Manchurian walnut is a large, broad and often multi-stemmed tree, growing bestg in moist rich soils. The leaves are alternate, compound, a dull bluish-green, and on strongly growing root-collar shoots can be over a metre long. Because of their size they make an indelible impression on visitors to Mustila’s Etelärinne (Southern slope).
Manchurian walnut, the winter-hardiest of the genus due to its origins in cold continental climate areas, has been planted in Finland for a century, though still rare. At Mustila there are large trees which have been grown from Manchurian walnut seed purchased from the Russian seed merchant Ptitšin in the 1930s.

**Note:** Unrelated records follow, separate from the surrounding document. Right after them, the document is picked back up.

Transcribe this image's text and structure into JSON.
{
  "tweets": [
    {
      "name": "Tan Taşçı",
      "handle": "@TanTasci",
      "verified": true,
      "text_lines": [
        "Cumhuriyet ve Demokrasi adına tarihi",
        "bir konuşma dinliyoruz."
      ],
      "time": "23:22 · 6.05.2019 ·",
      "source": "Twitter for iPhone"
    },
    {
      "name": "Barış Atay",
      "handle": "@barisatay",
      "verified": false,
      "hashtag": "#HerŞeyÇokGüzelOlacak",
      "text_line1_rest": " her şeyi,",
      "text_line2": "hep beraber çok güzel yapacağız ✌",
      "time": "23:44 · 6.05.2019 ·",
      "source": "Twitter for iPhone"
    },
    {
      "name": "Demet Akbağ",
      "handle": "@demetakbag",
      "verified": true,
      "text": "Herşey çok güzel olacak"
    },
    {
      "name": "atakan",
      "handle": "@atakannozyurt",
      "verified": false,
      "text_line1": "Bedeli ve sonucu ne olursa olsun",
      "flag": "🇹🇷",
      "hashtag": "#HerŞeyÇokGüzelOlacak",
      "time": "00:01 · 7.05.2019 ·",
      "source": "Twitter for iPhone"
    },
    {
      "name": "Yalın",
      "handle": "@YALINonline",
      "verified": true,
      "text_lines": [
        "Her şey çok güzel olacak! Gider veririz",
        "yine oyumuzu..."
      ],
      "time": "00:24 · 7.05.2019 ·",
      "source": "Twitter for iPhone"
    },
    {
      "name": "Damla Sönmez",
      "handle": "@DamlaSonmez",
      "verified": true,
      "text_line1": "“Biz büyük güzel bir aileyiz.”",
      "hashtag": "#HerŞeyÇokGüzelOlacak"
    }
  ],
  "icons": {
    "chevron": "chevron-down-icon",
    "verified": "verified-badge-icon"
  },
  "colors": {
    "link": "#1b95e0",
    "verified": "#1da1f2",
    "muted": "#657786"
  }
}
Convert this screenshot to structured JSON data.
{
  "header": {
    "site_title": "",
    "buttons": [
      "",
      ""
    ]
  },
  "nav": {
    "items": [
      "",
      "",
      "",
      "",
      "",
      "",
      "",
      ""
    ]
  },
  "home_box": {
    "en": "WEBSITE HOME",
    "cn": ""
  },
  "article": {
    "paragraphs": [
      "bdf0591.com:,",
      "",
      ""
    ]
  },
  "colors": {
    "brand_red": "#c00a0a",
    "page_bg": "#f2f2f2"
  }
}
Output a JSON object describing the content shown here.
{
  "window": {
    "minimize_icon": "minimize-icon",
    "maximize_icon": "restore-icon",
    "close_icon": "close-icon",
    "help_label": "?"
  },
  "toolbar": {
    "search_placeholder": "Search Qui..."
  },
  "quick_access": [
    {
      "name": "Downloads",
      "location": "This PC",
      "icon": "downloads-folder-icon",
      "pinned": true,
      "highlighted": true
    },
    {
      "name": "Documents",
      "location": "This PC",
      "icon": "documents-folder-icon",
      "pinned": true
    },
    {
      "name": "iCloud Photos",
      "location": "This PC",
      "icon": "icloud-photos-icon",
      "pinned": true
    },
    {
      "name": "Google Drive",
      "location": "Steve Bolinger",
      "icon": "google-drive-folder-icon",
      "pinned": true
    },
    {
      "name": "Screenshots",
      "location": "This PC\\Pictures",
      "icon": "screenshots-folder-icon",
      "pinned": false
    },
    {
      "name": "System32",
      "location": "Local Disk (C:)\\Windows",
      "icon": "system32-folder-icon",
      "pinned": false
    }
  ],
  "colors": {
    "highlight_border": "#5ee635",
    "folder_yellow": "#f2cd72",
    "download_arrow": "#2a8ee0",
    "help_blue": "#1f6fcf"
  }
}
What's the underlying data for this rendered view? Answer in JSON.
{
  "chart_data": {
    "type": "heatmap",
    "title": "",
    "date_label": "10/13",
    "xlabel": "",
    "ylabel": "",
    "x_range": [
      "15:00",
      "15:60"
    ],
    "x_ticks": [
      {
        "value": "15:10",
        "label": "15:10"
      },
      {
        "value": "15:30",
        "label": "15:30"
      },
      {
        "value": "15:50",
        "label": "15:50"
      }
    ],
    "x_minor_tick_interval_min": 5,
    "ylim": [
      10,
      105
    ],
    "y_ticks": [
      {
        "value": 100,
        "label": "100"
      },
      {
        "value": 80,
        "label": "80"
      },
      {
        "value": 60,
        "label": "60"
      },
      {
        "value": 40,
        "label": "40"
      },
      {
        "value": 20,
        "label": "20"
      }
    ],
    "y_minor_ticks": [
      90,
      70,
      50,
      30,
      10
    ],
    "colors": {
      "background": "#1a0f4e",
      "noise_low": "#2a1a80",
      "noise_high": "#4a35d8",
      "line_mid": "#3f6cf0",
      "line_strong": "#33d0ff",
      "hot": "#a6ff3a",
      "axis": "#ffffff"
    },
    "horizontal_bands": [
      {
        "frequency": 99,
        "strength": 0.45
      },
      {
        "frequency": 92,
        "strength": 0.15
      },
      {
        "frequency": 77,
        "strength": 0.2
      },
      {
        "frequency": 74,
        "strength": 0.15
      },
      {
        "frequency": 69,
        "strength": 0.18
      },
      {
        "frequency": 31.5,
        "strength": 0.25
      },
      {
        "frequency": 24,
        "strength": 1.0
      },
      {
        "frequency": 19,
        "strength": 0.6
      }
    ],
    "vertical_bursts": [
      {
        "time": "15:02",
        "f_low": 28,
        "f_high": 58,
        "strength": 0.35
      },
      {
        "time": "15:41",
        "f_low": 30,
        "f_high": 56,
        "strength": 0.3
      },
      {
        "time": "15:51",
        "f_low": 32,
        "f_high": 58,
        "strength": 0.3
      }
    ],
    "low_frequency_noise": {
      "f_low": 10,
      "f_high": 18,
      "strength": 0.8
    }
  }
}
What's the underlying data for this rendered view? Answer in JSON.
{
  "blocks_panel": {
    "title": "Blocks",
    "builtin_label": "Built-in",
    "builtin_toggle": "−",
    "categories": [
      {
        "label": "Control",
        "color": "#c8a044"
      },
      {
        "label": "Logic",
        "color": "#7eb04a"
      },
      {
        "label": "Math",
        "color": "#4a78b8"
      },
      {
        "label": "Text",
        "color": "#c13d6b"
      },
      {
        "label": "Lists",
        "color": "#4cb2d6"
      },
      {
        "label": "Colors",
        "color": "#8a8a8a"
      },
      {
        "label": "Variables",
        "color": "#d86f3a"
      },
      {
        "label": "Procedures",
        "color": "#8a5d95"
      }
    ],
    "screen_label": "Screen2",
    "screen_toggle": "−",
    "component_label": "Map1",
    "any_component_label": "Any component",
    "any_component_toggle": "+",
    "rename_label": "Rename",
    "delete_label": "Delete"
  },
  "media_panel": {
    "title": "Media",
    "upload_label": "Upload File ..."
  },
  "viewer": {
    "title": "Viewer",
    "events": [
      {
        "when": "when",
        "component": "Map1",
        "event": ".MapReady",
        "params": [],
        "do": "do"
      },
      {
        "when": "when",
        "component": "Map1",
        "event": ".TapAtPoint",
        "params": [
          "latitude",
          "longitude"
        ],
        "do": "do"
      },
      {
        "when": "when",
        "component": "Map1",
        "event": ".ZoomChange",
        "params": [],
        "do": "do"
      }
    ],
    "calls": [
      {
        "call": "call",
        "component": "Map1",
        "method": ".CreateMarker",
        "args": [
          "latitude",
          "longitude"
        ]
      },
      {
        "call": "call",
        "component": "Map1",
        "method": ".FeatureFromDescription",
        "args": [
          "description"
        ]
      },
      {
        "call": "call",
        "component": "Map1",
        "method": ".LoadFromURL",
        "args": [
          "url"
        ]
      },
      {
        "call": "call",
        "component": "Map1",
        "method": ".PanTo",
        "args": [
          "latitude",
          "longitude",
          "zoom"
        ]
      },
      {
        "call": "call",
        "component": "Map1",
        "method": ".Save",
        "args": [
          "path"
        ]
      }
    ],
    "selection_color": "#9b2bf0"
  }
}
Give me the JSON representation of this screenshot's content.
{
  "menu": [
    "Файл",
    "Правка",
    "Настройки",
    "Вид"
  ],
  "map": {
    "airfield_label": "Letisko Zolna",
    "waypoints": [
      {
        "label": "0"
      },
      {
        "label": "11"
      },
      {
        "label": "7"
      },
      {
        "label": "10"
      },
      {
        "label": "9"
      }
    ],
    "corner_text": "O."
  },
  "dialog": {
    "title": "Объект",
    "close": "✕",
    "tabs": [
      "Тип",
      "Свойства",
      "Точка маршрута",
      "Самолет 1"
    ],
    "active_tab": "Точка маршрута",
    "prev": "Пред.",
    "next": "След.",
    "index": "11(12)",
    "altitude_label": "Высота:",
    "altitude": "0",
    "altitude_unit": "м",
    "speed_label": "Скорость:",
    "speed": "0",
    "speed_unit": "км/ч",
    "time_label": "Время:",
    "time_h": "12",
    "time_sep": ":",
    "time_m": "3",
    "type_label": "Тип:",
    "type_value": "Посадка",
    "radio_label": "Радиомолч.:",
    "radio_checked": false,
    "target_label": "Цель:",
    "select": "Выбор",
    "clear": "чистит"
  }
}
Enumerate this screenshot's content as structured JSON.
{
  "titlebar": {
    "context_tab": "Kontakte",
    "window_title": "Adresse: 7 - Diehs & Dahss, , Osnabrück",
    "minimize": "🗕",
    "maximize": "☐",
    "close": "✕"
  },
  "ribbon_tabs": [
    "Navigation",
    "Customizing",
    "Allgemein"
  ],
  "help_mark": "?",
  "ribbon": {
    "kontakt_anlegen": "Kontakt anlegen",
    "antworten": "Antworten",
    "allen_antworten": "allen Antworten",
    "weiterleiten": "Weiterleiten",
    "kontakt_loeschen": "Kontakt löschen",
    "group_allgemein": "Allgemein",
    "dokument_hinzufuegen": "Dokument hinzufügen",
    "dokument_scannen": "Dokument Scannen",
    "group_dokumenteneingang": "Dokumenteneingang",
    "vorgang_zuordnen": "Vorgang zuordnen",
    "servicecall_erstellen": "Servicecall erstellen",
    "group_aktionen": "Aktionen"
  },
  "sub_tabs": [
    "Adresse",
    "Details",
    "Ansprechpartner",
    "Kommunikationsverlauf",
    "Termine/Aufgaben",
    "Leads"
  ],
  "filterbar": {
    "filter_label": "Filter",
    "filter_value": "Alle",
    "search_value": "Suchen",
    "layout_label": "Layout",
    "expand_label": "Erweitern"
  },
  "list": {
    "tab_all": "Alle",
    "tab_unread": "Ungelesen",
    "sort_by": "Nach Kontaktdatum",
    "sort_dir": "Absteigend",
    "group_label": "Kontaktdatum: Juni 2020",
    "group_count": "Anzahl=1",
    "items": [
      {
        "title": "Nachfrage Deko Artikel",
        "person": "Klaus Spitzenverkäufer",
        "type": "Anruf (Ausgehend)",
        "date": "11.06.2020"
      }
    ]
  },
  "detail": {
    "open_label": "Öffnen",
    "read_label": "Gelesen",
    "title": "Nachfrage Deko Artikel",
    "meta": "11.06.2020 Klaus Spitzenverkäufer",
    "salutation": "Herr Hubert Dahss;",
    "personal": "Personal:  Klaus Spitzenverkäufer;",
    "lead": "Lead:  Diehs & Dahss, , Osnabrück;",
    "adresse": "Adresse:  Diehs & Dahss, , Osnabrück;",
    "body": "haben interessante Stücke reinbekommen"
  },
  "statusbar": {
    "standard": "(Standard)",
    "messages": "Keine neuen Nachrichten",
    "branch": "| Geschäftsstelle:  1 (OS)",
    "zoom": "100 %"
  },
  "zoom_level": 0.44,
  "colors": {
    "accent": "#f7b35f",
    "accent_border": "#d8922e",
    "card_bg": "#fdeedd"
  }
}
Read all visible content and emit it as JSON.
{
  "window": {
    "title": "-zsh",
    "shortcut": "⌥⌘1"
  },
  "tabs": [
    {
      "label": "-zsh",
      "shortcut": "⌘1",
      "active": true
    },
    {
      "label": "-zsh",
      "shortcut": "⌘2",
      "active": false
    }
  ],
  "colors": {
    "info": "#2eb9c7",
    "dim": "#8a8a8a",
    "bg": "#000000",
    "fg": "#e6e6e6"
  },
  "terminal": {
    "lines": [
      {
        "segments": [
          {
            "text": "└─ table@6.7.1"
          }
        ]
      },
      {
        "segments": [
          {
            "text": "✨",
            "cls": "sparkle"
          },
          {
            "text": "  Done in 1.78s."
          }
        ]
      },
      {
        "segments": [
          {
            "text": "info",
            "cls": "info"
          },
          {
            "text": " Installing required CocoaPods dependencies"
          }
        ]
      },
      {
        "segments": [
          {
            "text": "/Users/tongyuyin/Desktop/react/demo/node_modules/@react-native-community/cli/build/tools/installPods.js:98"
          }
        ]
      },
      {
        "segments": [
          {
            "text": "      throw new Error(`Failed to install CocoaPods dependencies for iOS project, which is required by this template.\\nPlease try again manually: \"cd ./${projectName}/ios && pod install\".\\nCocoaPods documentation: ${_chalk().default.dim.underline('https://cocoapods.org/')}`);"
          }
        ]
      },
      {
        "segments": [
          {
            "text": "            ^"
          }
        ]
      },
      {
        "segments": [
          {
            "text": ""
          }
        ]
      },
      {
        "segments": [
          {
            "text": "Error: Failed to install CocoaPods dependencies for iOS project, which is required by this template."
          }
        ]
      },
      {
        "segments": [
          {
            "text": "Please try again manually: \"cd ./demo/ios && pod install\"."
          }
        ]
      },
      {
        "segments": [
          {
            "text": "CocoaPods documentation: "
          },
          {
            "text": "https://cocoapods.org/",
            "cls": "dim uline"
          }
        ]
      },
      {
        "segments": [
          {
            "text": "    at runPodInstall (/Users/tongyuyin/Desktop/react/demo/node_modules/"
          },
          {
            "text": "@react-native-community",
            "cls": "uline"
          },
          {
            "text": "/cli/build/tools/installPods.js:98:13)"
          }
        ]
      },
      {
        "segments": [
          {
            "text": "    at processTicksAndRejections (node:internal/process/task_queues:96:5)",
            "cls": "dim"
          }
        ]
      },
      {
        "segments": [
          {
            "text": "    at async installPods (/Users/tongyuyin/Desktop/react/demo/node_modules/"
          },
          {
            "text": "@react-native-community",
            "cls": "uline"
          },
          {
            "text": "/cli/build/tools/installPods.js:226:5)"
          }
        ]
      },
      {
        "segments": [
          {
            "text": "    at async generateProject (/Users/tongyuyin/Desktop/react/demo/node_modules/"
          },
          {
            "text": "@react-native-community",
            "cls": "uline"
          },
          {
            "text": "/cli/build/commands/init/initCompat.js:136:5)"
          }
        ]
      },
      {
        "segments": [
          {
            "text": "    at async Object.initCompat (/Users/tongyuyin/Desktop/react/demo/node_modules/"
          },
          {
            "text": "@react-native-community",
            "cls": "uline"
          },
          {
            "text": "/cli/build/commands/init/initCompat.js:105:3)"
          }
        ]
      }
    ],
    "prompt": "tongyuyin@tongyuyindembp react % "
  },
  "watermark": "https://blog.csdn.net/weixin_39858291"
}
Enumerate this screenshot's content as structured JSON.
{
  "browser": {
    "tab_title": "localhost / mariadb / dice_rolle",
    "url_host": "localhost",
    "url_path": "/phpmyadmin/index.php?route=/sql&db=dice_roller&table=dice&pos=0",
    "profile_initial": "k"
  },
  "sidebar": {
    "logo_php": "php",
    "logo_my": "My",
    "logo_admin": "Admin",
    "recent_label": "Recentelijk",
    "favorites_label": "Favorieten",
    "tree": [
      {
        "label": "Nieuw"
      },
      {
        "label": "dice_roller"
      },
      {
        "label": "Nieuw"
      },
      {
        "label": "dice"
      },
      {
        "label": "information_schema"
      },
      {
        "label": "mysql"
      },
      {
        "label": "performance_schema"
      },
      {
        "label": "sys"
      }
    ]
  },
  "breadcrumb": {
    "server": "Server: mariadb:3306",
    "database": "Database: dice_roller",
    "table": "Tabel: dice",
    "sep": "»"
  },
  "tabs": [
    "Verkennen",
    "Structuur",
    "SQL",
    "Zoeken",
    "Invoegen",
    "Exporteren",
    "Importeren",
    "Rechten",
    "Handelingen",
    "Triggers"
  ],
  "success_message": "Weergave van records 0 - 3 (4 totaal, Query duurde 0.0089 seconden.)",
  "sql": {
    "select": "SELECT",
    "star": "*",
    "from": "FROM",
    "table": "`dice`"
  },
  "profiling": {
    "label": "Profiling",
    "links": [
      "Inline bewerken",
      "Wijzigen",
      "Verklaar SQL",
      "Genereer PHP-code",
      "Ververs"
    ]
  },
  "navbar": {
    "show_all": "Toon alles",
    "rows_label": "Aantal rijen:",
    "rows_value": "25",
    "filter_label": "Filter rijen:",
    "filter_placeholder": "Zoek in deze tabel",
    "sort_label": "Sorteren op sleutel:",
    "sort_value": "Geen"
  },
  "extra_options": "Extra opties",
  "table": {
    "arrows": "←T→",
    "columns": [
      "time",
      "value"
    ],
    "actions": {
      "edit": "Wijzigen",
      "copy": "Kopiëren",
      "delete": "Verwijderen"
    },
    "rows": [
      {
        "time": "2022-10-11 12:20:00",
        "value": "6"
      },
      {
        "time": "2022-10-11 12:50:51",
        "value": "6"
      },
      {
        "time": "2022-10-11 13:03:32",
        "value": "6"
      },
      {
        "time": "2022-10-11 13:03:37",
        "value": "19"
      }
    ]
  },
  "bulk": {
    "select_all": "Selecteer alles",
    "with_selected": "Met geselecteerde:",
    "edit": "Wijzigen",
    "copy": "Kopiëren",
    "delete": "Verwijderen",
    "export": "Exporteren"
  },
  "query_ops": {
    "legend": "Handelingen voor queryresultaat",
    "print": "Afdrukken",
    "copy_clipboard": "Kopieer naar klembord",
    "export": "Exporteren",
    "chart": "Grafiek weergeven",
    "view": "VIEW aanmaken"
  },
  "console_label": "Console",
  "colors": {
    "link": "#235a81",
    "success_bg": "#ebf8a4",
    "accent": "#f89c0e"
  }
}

The nut is large, thick-shelled, and ripens in October. The nuts are edible, like the English (synonym Persian) walnut (Juglans regia), but much more difficult to crack open. Despite this, squirrels enjoy them and the grinding of their teeth on the shells can be heard in the trees in autumn.